_WHAT YOU NEED TO DO_:
Pull every line from the records that has the word "name" in it.

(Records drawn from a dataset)
((

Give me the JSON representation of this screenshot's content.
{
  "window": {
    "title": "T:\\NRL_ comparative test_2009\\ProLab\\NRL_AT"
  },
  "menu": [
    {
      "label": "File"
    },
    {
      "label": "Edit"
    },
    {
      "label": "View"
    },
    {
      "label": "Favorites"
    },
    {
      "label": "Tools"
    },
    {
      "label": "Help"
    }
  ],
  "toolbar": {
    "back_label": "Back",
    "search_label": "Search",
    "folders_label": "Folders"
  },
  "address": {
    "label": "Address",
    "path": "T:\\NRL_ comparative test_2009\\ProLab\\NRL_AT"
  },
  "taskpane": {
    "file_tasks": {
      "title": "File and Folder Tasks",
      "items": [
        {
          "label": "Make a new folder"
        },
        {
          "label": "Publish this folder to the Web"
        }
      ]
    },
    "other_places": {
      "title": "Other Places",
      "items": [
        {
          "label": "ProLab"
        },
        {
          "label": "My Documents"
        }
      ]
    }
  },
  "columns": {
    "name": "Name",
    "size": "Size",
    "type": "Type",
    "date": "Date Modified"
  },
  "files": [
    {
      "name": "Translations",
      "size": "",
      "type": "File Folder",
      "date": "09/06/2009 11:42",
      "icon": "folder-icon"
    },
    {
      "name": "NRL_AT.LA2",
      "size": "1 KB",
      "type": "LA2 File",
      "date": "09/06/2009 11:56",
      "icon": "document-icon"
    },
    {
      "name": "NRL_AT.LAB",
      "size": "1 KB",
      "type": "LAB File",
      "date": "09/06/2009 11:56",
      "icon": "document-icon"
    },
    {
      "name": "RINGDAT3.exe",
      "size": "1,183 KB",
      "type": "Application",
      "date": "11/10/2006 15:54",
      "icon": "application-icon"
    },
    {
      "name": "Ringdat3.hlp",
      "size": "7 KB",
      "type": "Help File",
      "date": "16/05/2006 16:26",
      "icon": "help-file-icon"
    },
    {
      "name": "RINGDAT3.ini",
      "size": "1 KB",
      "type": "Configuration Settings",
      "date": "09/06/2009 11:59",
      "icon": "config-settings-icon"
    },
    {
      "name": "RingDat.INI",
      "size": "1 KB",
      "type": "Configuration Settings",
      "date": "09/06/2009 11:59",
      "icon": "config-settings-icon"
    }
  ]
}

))

_ANSWER BELOW_:
    "name": "Name",
      "name": "Translations",
      "name": "NRL_AT.LA2",
      "name": "NRL_AT.LAB",
      "name": "RINGDAT3.exe",
      "name": "Ringdat3.hlp",
      "name": "RINGDAT3.ini",
      "name": "RingDat.INI",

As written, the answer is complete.